Josef Čechák twenty years old or so
Josef Čechák twenty years old or so
photo: archive of the witness
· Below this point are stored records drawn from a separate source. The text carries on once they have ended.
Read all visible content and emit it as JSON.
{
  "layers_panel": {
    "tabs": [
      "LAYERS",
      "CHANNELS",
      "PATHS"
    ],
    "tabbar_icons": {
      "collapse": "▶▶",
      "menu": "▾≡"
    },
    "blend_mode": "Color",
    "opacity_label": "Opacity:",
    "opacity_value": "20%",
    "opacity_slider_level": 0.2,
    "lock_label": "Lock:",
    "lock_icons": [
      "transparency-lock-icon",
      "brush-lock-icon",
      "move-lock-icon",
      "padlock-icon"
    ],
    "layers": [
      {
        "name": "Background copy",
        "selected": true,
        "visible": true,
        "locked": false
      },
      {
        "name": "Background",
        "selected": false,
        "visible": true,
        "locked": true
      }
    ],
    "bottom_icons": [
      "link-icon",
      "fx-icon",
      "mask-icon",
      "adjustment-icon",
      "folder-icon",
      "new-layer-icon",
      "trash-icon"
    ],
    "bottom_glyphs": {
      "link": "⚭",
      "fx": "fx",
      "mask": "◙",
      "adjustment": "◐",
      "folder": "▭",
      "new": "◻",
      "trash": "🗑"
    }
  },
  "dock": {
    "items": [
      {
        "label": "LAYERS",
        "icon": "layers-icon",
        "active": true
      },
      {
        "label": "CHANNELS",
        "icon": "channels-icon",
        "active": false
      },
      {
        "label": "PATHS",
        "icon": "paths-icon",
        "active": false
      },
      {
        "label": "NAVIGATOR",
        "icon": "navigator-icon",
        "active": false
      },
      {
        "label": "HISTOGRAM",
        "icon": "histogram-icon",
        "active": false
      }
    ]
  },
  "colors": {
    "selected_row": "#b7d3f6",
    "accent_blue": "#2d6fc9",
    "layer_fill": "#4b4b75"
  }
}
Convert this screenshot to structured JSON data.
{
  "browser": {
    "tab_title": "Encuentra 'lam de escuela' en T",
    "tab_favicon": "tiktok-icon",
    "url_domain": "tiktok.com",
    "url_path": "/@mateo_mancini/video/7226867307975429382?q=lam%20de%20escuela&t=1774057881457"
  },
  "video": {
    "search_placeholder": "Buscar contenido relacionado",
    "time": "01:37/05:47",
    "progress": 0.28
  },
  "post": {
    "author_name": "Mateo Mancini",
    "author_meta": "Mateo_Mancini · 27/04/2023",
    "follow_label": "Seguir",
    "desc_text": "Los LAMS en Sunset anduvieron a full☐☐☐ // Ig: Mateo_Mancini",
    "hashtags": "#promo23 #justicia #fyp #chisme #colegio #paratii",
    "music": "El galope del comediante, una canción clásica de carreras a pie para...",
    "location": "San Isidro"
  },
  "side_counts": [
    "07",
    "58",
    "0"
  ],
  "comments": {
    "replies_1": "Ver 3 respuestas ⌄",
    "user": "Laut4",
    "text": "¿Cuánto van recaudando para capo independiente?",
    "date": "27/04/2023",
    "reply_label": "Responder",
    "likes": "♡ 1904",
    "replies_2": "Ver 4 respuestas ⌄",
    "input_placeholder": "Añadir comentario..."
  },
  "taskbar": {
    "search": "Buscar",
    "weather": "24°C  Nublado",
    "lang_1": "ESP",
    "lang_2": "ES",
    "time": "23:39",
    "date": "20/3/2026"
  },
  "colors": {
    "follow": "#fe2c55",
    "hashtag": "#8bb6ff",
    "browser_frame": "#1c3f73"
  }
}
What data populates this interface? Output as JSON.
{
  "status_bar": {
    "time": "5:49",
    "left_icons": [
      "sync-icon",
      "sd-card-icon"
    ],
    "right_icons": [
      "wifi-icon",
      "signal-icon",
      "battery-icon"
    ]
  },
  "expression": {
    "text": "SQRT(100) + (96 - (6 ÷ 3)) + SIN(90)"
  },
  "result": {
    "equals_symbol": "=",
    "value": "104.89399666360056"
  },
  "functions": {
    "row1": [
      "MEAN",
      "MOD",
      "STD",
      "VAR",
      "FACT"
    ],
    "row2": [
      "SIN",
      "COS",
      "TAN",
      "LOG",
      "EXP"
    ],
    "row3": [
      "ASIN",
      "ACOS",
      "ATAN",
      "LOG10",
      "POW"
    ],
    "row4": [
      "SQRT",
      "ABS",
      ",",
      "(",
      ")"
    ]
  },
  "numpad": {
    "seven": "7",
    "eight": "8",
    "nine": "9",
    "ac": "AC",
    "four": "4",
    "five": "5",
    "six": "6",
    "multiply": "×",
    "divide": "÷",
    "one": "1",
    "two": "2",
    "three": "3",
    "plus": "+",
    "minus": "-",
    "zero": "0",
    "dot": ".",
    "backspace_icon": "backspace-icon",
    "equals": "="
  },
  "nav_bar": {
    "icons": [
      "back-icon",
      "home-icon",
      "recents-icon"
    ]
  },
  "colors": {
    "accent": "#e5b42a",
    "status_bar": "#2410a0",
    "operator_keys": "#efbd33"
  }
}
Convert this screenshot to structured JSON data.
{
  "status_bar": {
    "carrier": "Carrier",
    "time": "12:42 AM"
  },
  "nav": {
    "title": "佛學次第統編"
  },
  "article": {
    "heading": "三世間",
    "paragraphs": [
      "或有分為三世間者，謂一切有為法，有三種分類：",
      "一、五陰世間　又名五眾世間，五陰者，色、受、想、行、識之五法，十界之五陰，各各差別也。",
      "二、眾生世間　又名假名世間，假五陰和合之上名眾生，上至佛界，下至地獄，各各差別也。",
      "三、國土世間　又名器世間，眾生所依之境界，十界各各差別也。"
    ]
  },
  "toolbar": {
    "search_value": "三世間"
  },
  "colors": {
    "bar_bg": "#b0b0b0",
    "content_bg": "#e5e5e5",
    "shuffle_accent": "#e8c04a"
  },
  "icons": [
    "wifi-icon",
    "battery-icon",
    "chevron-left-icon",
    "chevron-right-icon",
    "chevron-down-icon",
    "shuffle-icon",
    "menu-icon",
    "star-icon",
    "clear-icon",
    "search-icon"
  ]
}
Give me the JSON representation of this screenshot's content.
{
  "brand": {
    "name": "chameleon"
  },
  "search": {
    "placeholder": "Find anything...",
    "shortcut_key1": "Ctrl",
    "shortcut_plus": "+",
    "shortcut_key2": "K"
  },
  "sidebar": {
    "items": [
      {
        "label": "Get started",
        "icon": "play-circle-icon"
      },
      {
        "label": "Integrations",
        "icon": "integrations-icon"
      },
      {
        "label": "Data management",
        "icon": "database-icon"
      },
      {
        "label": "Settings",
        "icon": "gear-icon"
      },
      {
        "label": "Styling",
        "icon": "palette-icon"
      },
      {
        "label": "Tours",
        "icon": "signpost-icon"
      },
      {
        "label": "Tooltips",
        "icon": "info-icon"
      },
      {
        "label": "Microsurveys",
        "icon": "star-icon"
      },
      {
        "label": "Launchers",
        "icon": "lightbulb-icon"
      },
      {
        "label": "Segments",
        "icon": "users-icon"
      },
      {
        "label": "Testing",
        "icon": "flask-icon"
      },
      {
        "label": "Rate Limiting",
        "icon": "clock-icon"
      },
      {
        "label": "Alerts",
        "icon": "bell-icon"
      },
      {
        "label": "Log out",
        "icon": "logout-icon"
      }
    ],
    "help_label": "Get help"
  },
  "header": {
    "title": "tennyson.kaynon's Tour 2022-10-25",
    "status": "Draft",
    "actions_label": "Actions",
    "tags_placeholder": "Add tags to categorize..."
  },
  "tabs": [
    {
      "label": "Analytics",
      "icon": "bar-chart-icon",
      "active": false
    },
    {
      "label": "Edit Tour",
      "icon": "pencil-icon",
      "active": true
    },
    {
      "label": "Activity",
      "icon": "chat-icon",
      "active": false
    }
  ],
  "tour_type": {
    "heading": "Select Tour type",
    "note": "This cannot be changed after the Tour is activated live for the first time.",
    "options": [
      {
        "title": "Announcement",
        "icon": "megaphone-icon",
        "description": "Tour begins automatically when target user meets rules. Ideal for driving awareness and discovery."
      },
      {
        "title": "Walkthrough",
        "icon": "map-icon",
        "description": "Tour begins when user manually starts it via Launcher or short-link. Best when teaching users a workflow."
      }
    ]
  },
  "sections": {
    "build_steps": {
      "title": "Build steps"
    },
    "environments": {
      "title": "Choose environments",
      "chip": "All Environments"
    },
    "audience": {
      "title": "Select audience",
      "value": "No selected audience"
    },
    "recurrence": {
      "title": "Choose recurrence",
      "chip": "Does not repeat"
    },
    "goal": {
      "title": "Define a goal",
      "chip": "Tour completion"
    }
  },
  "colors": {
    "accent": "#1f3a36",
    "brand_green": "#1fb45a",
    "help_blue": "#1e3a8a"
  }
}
Josef Čechák was born on July 2, 1930 in the village Majetín in the Olomouc region. He grew up in the family of tailor Josef and Marie, née Nováková. He had two older brothers and a younger sister. At the age of fourteen, he became an apprentice at the railway in Přerov, where in January 1945 he witnessed the evacuation of the Auschwitz concentration camp. At the station in Přerov, a train stopped with several dozen wagons full of prisoners, who probably continued to Mauthausen concentration camp. He also experienced bombing in Přerov, and at the end of the war he witnessed the shooting of a German partisan officer directly in Majetín. After liberation, he stayed at the track and after being transferred to Olomouc, he became a technician for the railway superstructure and later also a line management planner. From 1951 to 1953 he completed military service in Žilina and Olomouc. He completed his high school diploma at the Railway Construction Industrial School in Letohrad and then graduated from the so-called Business Institute, which replaced university professional studies. He then worked as an independent railway engineer until his retirement in 1990 and became a recognized expert. He is the author of a number of improvements and also a patent holder. Between 1981 and 1989, the witness tried several times to contact the State Security, but no cooperation took place. Josef was involved in football since his early youth - he played actively until he was fifty years old and held a number of positions at the owner’s football club. He also worked in communal politics, both before and after November 1989. Its name is connected with the construction of a football field and with the reconstruction of the Sokol gymnasium in Majetín. He is the author of a number of professional publications, he also wrote the history of the Majetín football and Sokol club. He enjoys good health and in 2020 he lived in Majetín.